Mr Hamo and other former residents of Afrin said that communicating with those who had remained inside the city and surrounding villages was becoming increasingly difficult following the arrest of journalists by Turkish-backed forces and the replacement of Syrian phones with Turkish ones.

“It is an occupation,” said Ranya, a Kurdish resident of Jindaris, one of the first villages to be captured by the Turks.

She said most residents of her village had not been allowed to return and that she herself had escaped with her elderly mother to Aleppo, which is under Syrian government control.

Ranya, who asked that her last name not be used, said that friends and relatives who had returned to their homes were increasingly fearful of the FSA’s forces, some of whom espouse a conservative interpretation of Islam.

“If my female friends want to go out, they have to wear scarves.

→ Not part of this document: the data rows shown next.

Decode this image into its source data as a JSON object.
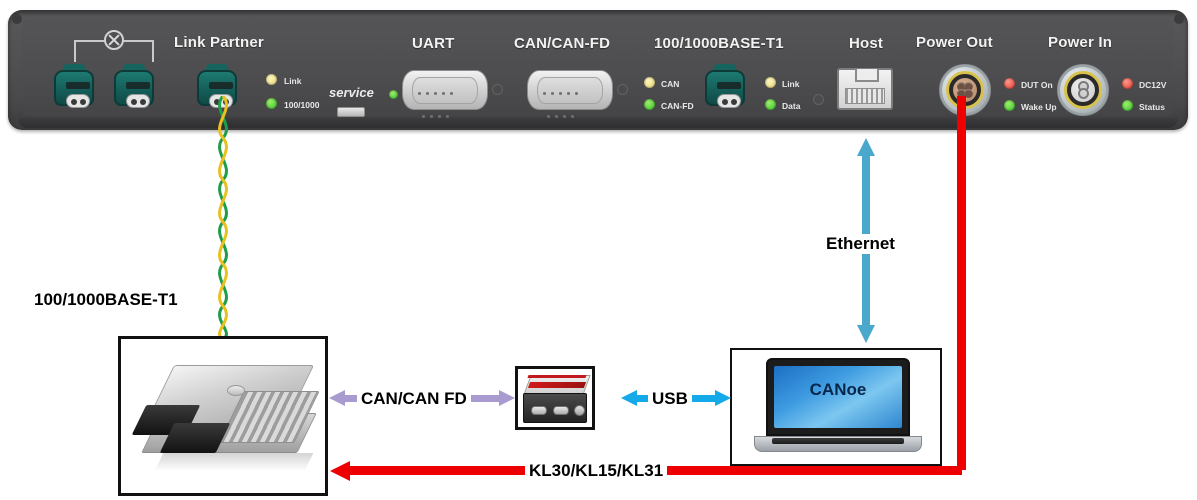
{
  "device": {
    "name": "network-interface-panel",
    "sections": [
      {
        "label": "Link Partner"
      },
      {
        "label": "UART"
      },
      {
        "label": "CAN/CAN-FD"
      },
      {
        "label": "100/1000BASE-T1"
      },
      {
        "label": "Host"
      },
      {
        "label": "Power Out"
      },
      {
        "label": "Power In"
      }
    ],
    "service_label": "service",
    "leds": {
      "link_partner": [
        {
          "label": "Link",
          "color": "#e8d879",
          "state": "yellow"
        },
        {
          "label": "100/1000",
          "color": "#39c22c",
          "state": "green"
        }
      ],
      "can": [
        {
          "label": "CAN",
          "color": "#e8d879",
          "state": "yellow"
        },
        {
          "label": "CAN-FD",
          "color": "#39c22c",
          "state": "green"
        }
      ],
      "base_t1": [
        {
          "label": "Link",
          "color": "#e8d879",
          "state": "yellow"
        },
        {
          "label": "Data",
          "color": "#39c22c",
          "state": "green"
        }
      ],
      "power_out": [
        {
          "label": "DUT On",
          "color": "#e33a2e",
          "state": "red"
        },
        {
          "label": "Wake Up",
          "color": "#39c22c",
          "state": "green"
        }
      ],
      "power_in": [
        {
          "label": "DC12V",
          "color": "#e33a2e",
          "state": "red"
        },
        {
          "label": "Status",
          "color": "#39c22c",
          "state": "green"
        }
      ]
    }
  },
  "diagram": {
    "ecu_label": "100/1000BASE-T1",
    "laptop_screen_label": "CANoe",
    "connections": [
      {
        "label": "Ethernet",
        "color": "#4aa8cc",
        "orientation": "vertical"
      },
      {
        "label": "CAN/CAN FD",
        "color": "#a99bd0",
        "orientation": "horizontal"
      },
      {
        "label": "USB",
        "color": "#14a9e8",
        "orientation": "horizontal"
      },
      {
        "label": "KL30/KL15/KL31",
        "color": "#ee0000",
        "orientation": "horizontal"
      }
    ],
    "cable": {
      "name": "twisted-pair",
      "colors": [
        "#1f9e4a",
        "#e8c120"
      ]
    }
  },
  "colors": {
    "panel": "#4e4e50",
    "ethernet_arrow": "#4aa8cc",
    "can_arrow": "#a99bd0",
    "usb_arrow": "#14a9e8",
    "power_line": "#ee0000"
  }
}
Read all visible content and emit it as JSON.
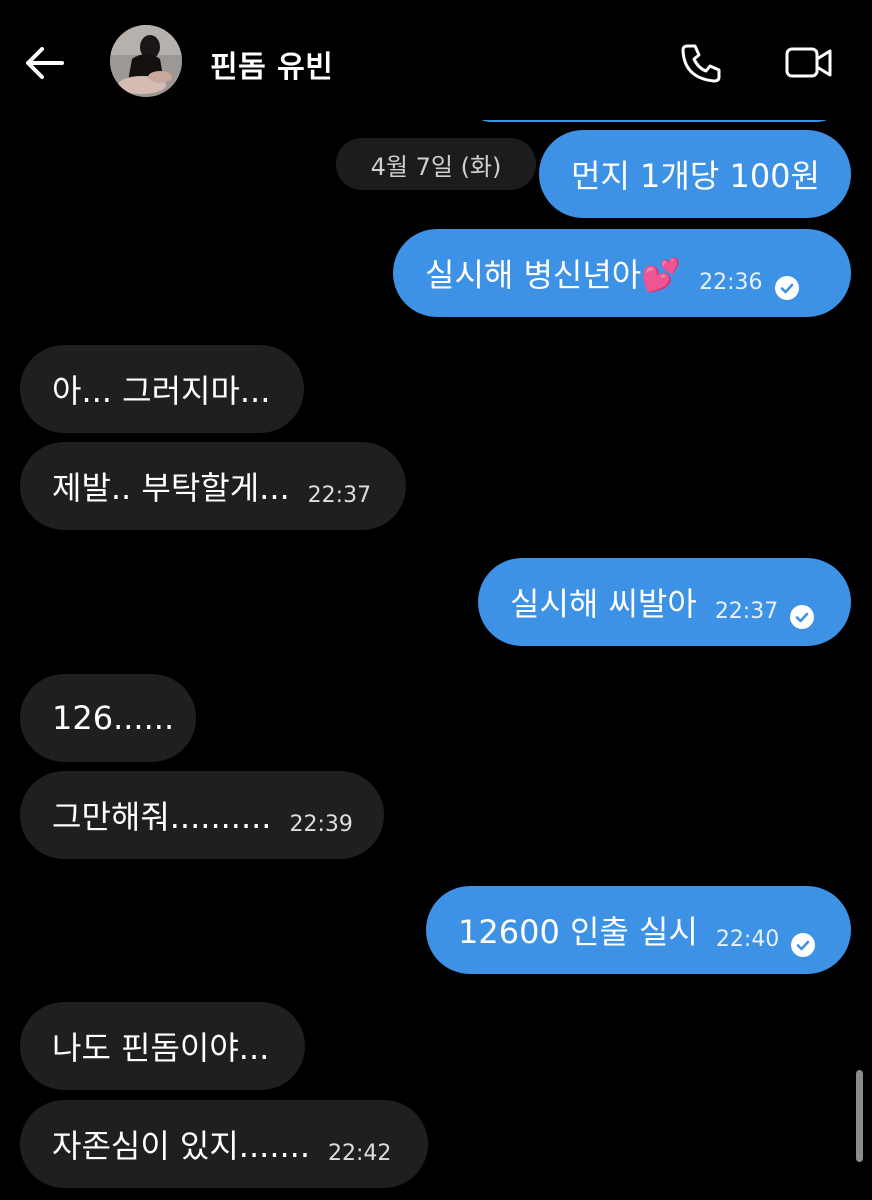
{
  "header": {
    "contact_name": "핀돔 유빈",
    "icons": {
      "back": "arrow-left-icon",
      "phone": "phone-icon",
      "video": "video-camera-icon"
    }
  },
  "date_separator": "4월 7일 (화)",
  "messages": [
    {
      "dir": "out",
      "text": "먼지 1개당 100원",
      "time": ""
    },
    {
      "dir": "out",
      "text": "실시해 병신년아💕",
      "time": "22:36",
      "read": true
    },
    {
      "dir": "in",
      "text": "아... 그러지마...",
      "time": ""
    },
    {
      "dir": "in",
      "text": "제발.. 부탁할게...",
      "time": "22:37"
    },
    {
      "dir": "out",
      "text": "실시해 씨발아",
      "time": "22:37",
      "read": true
    },
    {
      "dir": "in",
      "text": "126......",
      "time": ""
    },
    {
      "dir": "in",
      "text": "그만해줘..........",
      "time": "22:39"
    },
    {
      "dir": "out",
      "text": "12600 인출 실시",
      "time": "22:40",
      "read": true
    },
    {
      "dir": "in",
      "text": "나도 핀돔이야...",
      "time": ""
    },
    {
      "dir": "in",
      "text": "자존심이 있지.......",
      "time": "22:42"
    }
  ],
  "colors": {
    "outgoing_bubble": "#3d92e6",
    "incoming_bubble": "#1f1f1f",
    "background": "#000000"
  }
}
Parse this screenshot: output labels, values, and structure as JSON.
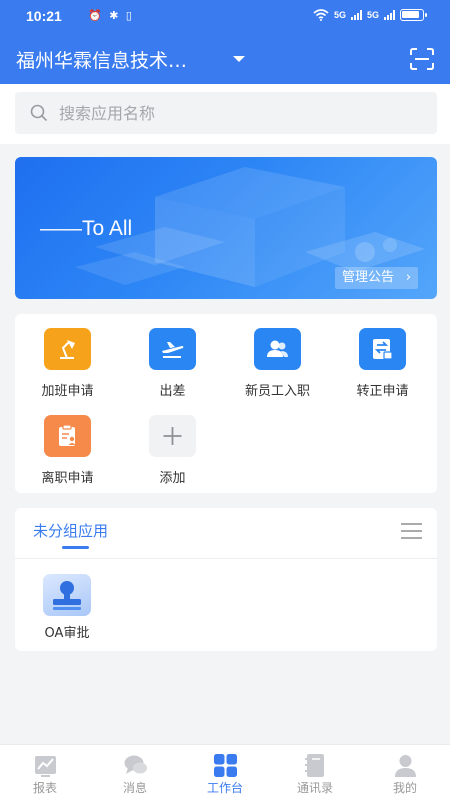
{
  "status_bar": {
    "time": "10:21",
    "left_icons": "⏰ ✱ ▯",
    "network_label": "5G",
    "network_label_2": "5G"
  },
  "header": {
    "company": "福州华霖信息技术…",
    "scan_icon": "scan-icon"
  },
  "search": {
    "placeholder": "搜索应用名称"
  },
  "banner": {
    "slogan": "——To All",
    "notice_button": "管理公告",
    "notice_chevron": "›"
  },
  "quick_apps": [
    {
      "label": "加班申请",
      "icon": "desk-lamp-icon",
      "color": "#f7a21b"
    },
    {
      "label": "出差",
      "icon": "airplane-icon",
      "color": "#2a86f2"
    },
    {
      "label": "新员工入职",
      "icon": "users-icon",
      "color": "#2a86f2"
    },
    {
      "label": "转正申请",
      "icon": "transfer-document-icon",
      "color": "#2a86f2"
    },
    {
      "label": "离职申请",
      "icon": "clipboard-person-icon",
      "color": "#f58a4b"
    },
    {
      "label": "添加",
      "icon": "plus-icon",
      "color": "#f1f2f4"
    }
  ],
  "group": {
    "tab_label": "未分组应用",
    "apps": [
      {
        "label": "OA审批",
        "icon": "stamp-icon"
      }
    ]
  },
  "bottom_nav": [
    {
      "label": "报表",
      "icon": "chart-icon",
      "active": false
    },
    {
      "label": "消息",
      "icon": "chat-bubble-icon",
      "active": false
    },
    {
      "label": "工作台",
      "icon": "grid-icon",
      "active": true
    },
    {
      "label": "通讯录",
      "icon": "contacts-book-icon",
      "active": false
    },
    {
      "label": "我的",
      "icon": "person-icon",
      "active": false
    }
  ],
  "colors": {
    "primary": "#3a7bf0",
    "orange": "#f7a21b",
    "inactive": "#999999"
  }
}
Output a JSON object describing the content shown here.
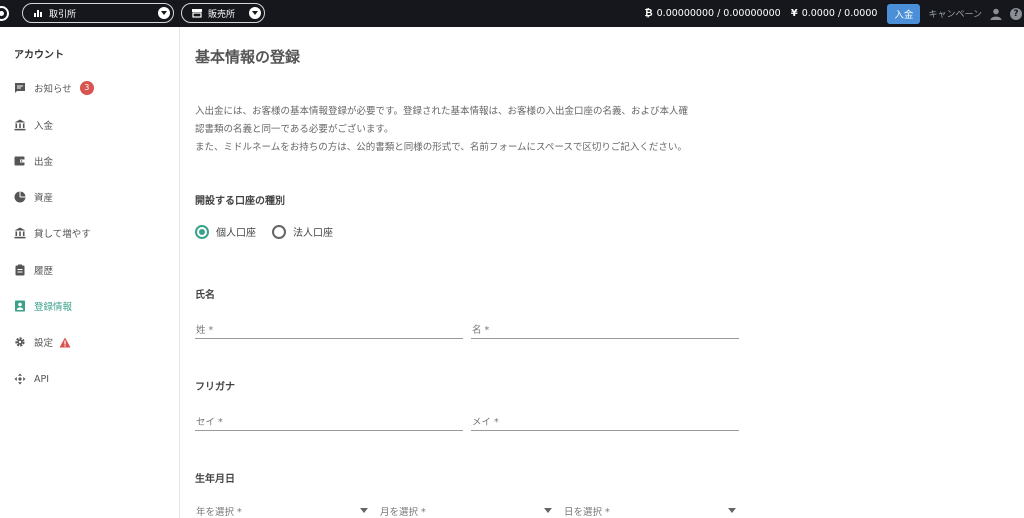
{
  "topbar": {
    "exchange_label": "取引所",
    "sales_label": "販売所",
    "btc_symbol": "₿",
    "btc_balance": "0.00000000 / 0.00000000",
    "jpy_symbol": "¥",
    "jpy_balance": "0.0000 / 0.0000",
    "deposit_label": "入金",
    "campaign_label": "キャンペーン",
    "help_label": "?"
  },
  "sidebar": {
    "title": "アカウント",
    "items": [
      {
        "label": "お知らせ",
        "icon": "message-icon",
        "badge": "3"
      },
      {
        "label": "入金",
        "icon": "bank-icon"
      },
      {
        "label": "出金",
        "icon": "wallet-icon"
      },
      {
        "label": "資産",
        "icon": "pie-chart-icon"
      },
      {
        "label": "貸して増やす",
        "icon": "bank-icon"
      },
      {
        "label": "履歴",
        "icon": "clipboard-icon"
      },
      {
        "label": "登録情報",
        "icon": "id-card-icon",
        "active": true
      },
      {
        "label": "設定",
        "icon": "gear-icon",
        "warning": true
      },
      {
        "label": "API",
        "icon": "move-icon"
      }
    ]
  },
  "main": {
    "title": "基本情報の登録",
    "intro_line1": "入出金には、お客様の基本情報登録が必要です。登録された基本情報は、お客様の入出金口座の名義、および本人確",
    "intro_line2": "認書類の名義と同一である必要がございます。",
    "intro_line3": "また、ミドルネームをお持ちの方は、公的書類と同様の形式で、名前フォームにスペースで区切りご記入ください。",
    "account_type_label": "開設する口座の種別",
    "account_type_options": [
      "個人口座",
      "法人口座"
    ],
    "account_type_selected": "個人口座",
    "name_label": "氏名",
    "last_name_placeholder": "姓 *",
    "first_name_placeholder": "名 *",
    "furigana_label": "フリガナ",
    "last_kana_placeholder": "セイ *",
    "first_kana_placeholder": "メイ *",
    "birthdate_label": "生年月日",
    "year_placeholder": "年を選択 *",
    "month_placeholder": "月を選択 *",
    "day_placeholder": "日を選択 *"
  },
  "colors": {
    "topbar_bg": "#15171d",
    "accent_green": "#3aa18b",
    "deposit_blue": "#4a8fd8",
    "badge_red": "#d9534f"
  }
}
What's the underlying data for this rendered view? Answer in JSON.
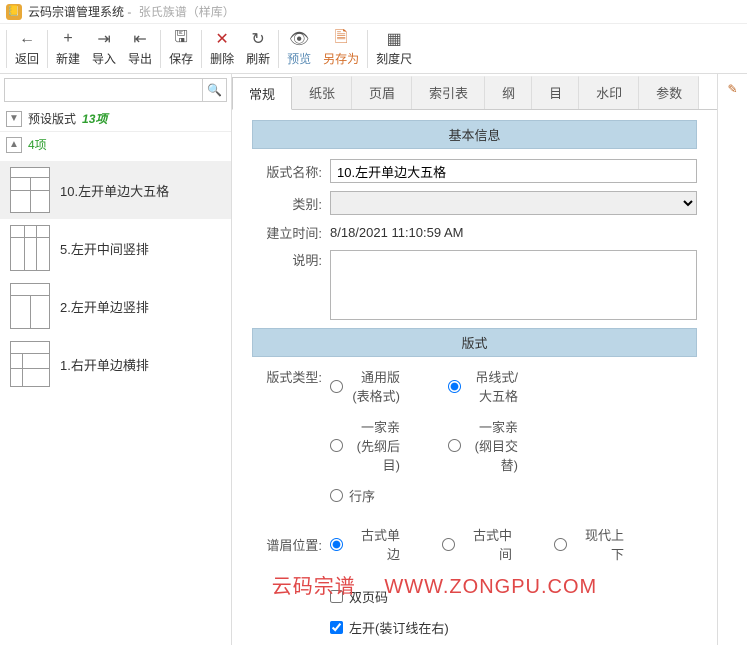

The Arab militias have the mentality of ISIL. They don’t feel safe because at any moment they can raid their houses,” she said.

Ranya and others also spoke of arrests of anyone associated with the YPG — which took control of the area in 2012 when the Syrian government withdrew its forces to focus on battling rebels elsewhere in the country.

Shesaid her family had been trying to negotiate the release of an uncle arrested by the FSA.

“We tried to reach people who have relatives in the Arab militias — they promised me that they will investigate and see what happened to him," she said. "We were told he will be kept for another week because he was involved in the village council. It was not a political body. It was just for providing services to the village.”

Ranya also said she had received reports that Arabs were moving into homes that had formerly belonged to Kurds in Jindaris.

“Families from Atmeh [a refugee camp near the Turkish border] are being put in our houses," said Ranya. Residents who tried to return to their hometowns were told to leave "because their villages have strategic importance to Turkey".

Some residents of areas around Afrin even named specific FSA units and leaders.

The FSA in Shiekh Hadid village have been looting empty houses for two days,” Mr Hamo said on Monday.

“In houses where people still reside they take their motorcycles and TVs. For every car full of people that return to the village, they take US $500.”

“They emptied the village of Qaramatlaq from its residents and put Arabs in their places. The group that is doing all these violations in Shiekh Hadid is Sulieman Shah Brigade, led by Abu Amsha. All elements of the group are stealing. They spared no house,” Mr Hamo said.